> [TASK TO COMPLETE]: Please reproduce the entries below exactly as they stand, but leave the pictures out.

SUPPLIED INFORMATION START

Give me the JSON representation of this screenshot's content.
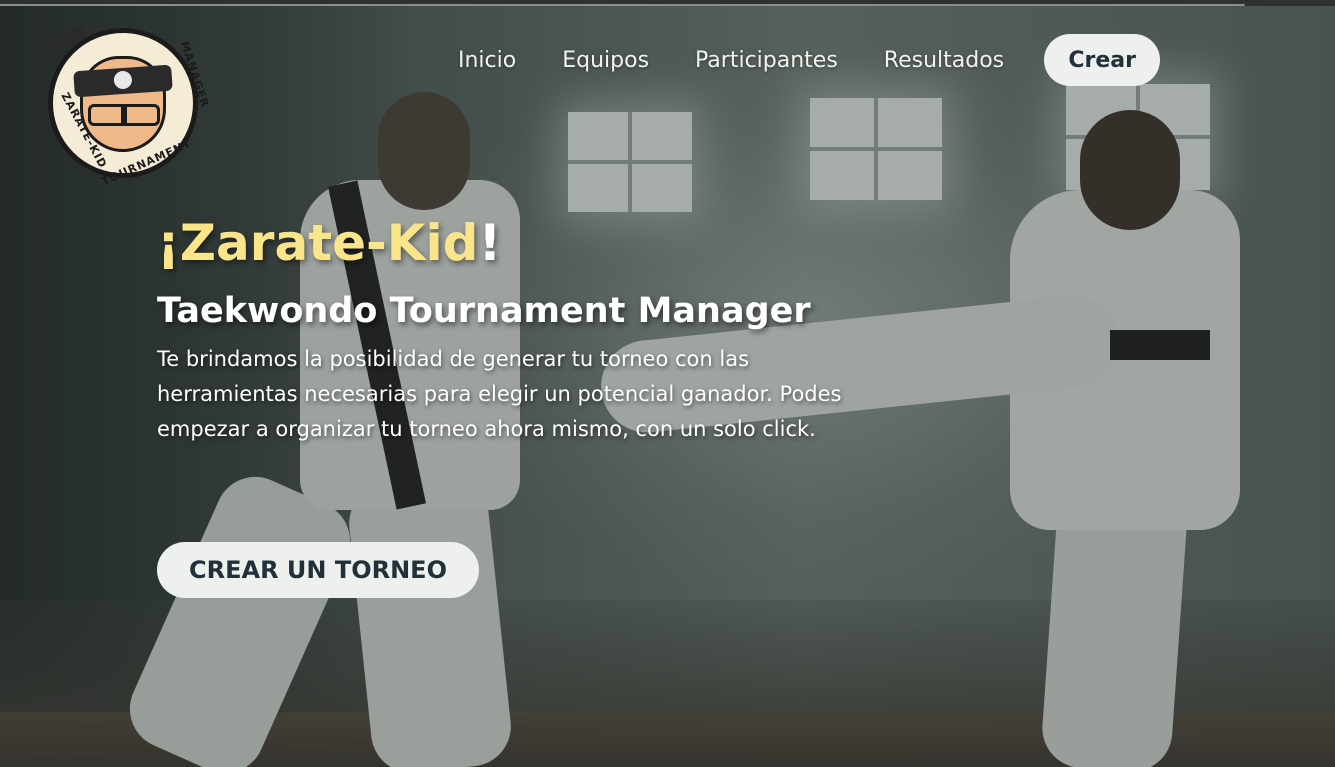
{
  "logo": {
    "text_top": "MANAGER",
    "text_left": "ZARATE-KID",
    "text_bottom": "TOURNAMENT"
  },
  "nav": {
    "items": [
      {
        "label": "Inicio"
      },
      {
        "label": "Equipos"
      },
      {
        "label": "Participantes"
      },
      {
        "label": "Resultados"
      }
    ],
    "cta_label": "Crear"
  },
  "hero": {
    "title_main": "¡Zarate-Kid",
    "title_end": "!",
    "subtitle": "Taekwondo Tournament Manager",
    "description": "Te brindamos la posibilidad de generar tu torneo con las herramientas necesarias para elegir un potencial ganador. Podes empezar a organizar tu torneo ahora mismo, con un solo click.",
    "button_label": "CREAR UN TORNEO"
  },
  "colors": {
    "title_accent": "#fbe58b",
    "button_bg": "#eef0ee",
    "button_text": "#22303a"
  }
}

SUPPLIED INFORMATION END

> [ANSWER FOR THIS EXERCISE]:
Give me the JSON representation of this screenshot's content.
{
  "logo": {
    "text_top": "MANAGER",
    "text_left": "ZARATE-KID",
    "text_bottom": "TOURNAMENT"
  },
  "nav": {
    "items": [
      {
        "label": "Inicio"
      },
      {
        "label": "Equipos"
      },
      {
        "label": "Participantes"
      },
      {
        "label": "Resultados"
      }
    ],
    "cta_label": "Crear"
  },
  "hero": {
    "title_main": "¡Zarate-Kid",
    "title_end": "!",
    "subtitle": "Taekwondo Tournament Manager",
    "description": "Te brindamos la posibilidad de generar tu torneo con las herramientas necesarias para elegir un potencial ganador. Podes empezar a organizar tu torneo ahora mismo, con un solo click.",
    "button_label": "CREAR UN TORNEO"
  },
  "colors": {
    "title_accent": "#fbe58b",
    "button_bg": "#eef0ee",
    "button_text": "#22303a"
  }
}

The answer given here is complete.